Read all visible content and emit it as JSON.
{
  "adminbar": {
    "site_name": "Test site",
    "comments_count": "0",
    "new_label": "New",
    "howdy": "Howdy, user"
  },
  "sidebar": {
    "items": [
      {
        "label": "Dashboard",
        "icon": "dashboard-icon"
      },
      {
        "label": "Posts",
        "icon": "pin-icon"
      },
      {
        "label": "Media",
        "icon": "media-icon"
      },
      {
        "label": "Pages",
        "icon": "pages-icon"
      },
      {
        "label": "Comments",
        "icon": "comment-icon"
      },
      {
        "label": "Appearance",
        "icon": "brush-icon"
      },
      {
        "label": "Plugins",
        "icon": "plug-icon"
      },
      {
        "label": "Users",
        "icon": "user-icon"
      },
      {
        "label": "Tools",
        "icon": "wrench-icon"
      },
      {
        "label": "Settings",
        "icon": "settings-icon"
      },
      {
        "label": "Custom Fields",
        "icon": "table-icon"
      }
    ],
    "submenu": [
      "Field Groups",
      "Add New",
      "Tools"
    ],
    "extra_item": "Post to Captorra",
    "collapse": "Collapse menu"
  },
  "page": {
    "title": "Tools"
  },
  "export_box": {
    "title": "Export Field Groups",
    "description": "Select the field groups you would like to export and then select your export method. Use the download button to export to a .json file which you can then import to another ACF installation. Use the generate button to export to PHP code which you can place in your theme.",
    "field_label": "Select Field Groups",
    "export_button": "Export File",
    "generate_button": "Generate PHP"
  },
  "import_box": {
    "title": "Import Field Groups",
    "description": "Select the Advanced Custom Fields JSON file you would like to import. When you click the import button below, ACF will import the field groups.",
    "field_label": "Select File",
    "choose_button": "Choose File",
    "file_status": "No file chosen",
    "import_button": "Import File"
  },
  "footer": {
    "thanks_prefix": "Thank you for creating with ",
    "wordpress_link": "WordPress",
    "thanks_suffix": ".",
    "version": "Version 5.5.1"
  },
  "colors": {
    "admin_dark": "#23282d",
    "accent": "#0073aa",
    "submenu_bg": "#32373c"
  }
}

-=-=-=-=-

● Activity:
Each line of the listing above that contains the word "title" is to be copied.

● Finished exercise:
    "title": "Tools"
    "title": "Export Field Groups",
    "title": "Import Field Groups",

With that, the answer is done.